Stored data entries
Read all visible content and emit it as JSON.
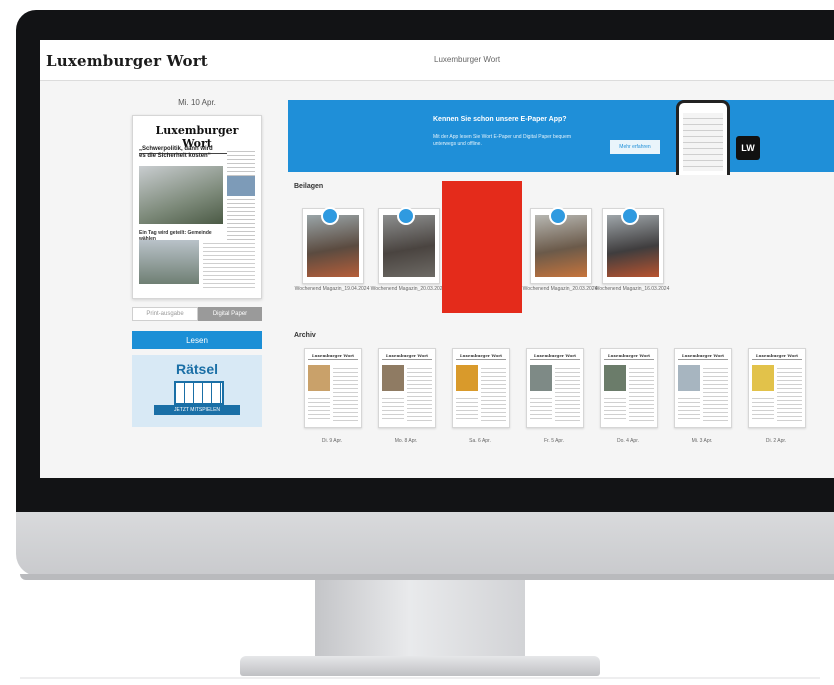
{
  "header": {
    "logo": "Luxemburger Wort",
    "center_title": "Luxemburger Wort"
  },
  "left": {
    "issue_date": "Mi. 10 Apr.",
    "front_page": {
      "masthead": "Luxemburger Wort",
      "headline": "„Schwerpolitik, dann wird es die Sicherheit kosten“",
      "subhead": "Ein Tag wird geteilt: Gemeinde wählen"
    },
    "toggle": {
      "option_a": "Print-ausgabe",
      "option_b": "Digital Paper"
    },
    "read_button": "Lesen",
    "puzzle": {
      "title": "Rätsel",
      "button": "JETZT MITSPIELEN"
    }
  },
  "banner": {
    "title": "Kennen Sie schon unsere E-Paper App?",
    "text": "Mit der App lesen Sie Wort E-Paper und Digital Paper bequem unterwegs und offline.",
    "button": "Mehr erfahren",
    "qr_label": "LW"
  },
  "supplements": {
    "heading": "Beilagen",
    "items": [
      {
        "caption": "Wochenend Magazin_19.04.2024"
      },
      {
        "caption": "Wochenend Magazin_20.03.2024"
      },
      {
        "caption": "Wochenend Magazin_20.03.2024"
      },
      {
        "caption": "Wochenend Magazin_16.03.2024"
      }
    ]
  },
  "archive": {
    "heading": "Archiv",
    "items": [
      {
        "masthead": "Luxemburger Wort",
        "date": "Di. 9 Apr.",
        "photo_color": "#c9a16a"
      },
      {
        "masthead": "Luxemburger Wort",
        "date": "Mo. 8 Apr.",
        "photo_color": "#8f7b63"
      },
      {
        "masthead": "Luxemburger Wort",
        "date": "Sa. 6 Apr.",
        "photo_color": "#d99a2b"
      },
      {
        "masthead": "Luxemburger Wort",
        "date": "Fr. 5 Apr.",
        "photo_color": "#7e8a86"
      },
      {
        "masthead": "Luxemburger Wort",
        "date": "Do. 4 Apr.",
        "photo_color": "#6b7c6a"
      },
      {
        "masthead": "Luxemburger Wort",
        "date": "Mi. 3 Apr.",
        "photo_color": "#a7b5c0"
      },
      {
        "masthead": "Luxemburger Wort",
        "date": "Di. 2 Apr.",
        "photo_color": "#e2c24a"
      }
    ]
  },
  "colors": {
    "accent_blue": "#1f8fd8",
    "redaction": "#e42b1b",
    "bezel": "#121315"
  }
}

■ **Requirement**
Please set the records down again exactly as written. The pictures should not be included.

■ **Solution to this task**
Read all visible content and emit it as JSON.
{
  "header": {
    "logo": "Luxemburger Wort",
    "center_title": "Luxemburger Wort"
  },
  "left": {
    "issue_date": "Mi. 10 Apr.",
    "front_page": {
      "masthead": "Luxemburger Wort",
      "headline": "„Schwerpolitik, dann wird es die Sicherheit kosten“",
      "subhead": "Ein Tag wird geteilt: Gemeinde wählen"
    },
    "toggle": {
      "option_a": "Print-ausgabe",
      "option_b": "Digital Paper"
    },
    "read_button": "Lesen",
    "puzzle": {
      "title": "Rätsel",
      "button": "JETZT MITSPIELEN"
    }
  },
  "banner": {
    "title": "Kennen Sie schon unsere E-Paper App?",
    "text": "Mit der App lesen Sie Wort E-Paper und Digital Paper bequem unterwegs und offline.",
    "button": "Mehr erfahren",
    "qr_label": "LW"
  },
  "supplements": {
    "heading": "Beilagen",
    "items": [
      {
        "caption": "Wochenend Magazin_19.04.2024"
      },
      {
        "caption": "Wochenend Magazin_20.03.2024"
      },
      {
        "caption": "Wochenend Magazin_20.03.2024"
      },
      {
        "caption": "Wochenend Magazin_16.03.2024"
      }
    ]
  },
  "archive": {
    "heading": "Archiv",
    "items": [
      {
        "masthead": "Luxemburger Wort",
        "date": "Di. 9 Apr.",
        "photo_color": "#c9a16a"
      },
      {
        "masthead": "Luxemburger Wort",
        "date": "Mo. 8 Apr.",
        "photo_color": "#8f7b63"
      },
      {
        "masthead": "Luxemburger Wort",
        "date": "Sa. 6 Apr.",
        "photo_color": "#d99a2b"
      },
      {
        "masthead": "Luxemburger Wort",
        "date": "Fr. 5 Apr.",
        "photo_color": "#7e8a86"
      },
      {
        "masthead": "Luxemburger Wort",
        "date": "Do. 4 Apr.",
        "photo_color": "#6b7c6a"
      },
      {
        "masthead": "Luxemburger Wort",
        "date": "Mi. 3 Apr.",
        "photo_color": "#a7b5c0"
      },
      {
        "masthead": "Luxemburger Wort",
        "date": "Di. 2 Apr.",
        "photo_color": "#e2c24a"
      }
    ]
  },
  "colors": {
    "accent_blue": "#1f8fd8",
    "redaction": "#e42b1b",
    "bezel": "#121315"
  }
}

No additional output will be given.